Exercise data:
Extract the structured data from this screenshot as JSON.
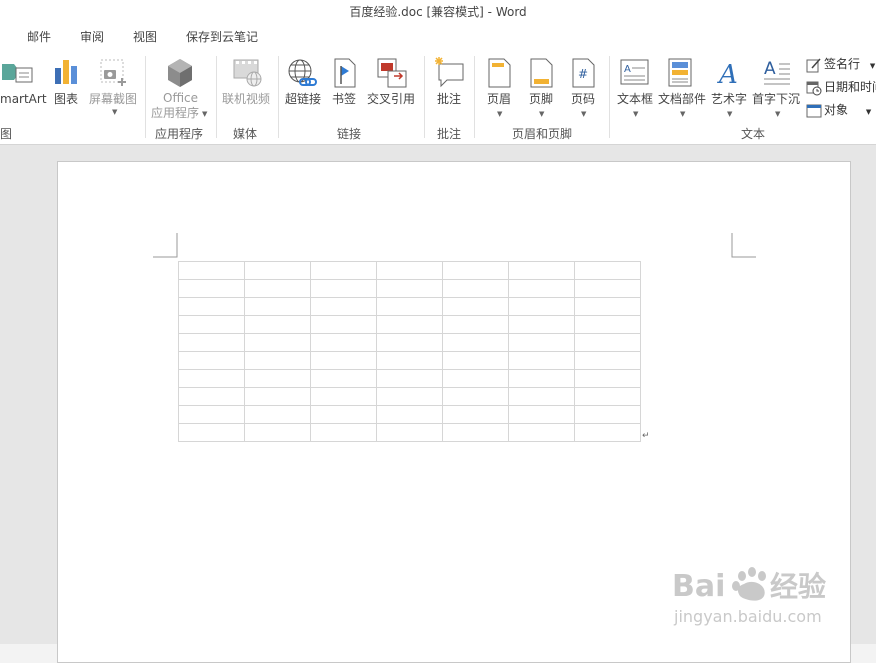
{
  "window": {
    "title": "百度经验.doc [兼容模式] - Word"
  },
  "menu": [
    "邮件",
    "审阅",
    "视图",
    "保存到云笔记"
  ],
  "ribbon": {
    "buttons": {
      "smartart": "martArt",
      "chart": "图表",
      "screenshot": "屏幕截图",
      "office_apps_line1": "Office",
      "office_apps_line2": "应用程序",
      "online_video": "联机视频",
      "hyperlink": "超链接",
      "bookmark": "书签",
      "cross_ref": "交叉引用",
      "comment": "批注",
      "header": "页眉",
      "footer": "页脚",
      "page_number": "页码",
      "textbox": "文本框",
      "quick_parts": "文档部件",
      "wordart": "艺术字",
      "dropcap": "首字下沉",
      "signature_line": "签名行",
      "date_time": "日期和时间",
      "object": "对象"
    },
    "groups": {
      "illustrations": "图",
      "apps": "应用程序",
      "media": "媒体",
      "links": "链接",
      "comments": "批注",
      "header_footer": "页眉和页脚",
      "text": "文本"
    }
  },
  "document": {
    "table": {
      "rows": 10,
      "cols": 7
    }
  },
  "watermark": {
    "brand": "Baidu",
    "brand_cn": "经验",
    "url": "jingyan.baidu.com"
  }
}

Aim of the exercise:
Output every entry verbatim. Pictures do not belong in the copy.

Response to this task:
Extract the structured data from this screenshot as JSON.
{
  "window": {
    "title": "百度经验.doc [兼容模式] - Word"
  },
  "menu": [
    "邮件",
    "审阅",
    "视图",
    "保存到云笔记"
  ],
  "ribbon": {
    "buttons": {
      "smartart": "martArt",
      "chart": "图表",
      "screenshot": "屏幕截图",
      "office_apps_line1": "Office",
      "office_apps_line2": "应用程序",
      "online_video": "联机视频",
      "hyperlink": "超链接",
      "bookmark": "书签",
      "cross_ref": "交叉引用",
      "comment": "批注",
      "header": "页眉",
      "footer": "页脚",
      "page_number": "页码",
      "textbox": "文本框",
      "quick_parts": "文档部件",
      "wordart": "艺术字",
      "dropcap": "首字下沉",
      "signature_line": "签名行",
      "date_time": "日期和时间",
      "object": "对象"
    },
    "groups": {
      "illustrations": "图",
      "apps": "应用程序",
      "media": "媒体",
      "links": "链接",
      "comments": "批注",
      "header_footer": "页眉和页脚",
      "text": "文本"
    }
  },
  "document": {
    "table": {
      "rows": 10,
      "cols": 7
    }
  },
  "watermark": {
    "brand": "Baidu",
    "brand_cn": "经验",
    "url": "jingyan.baidu.com"
  }
}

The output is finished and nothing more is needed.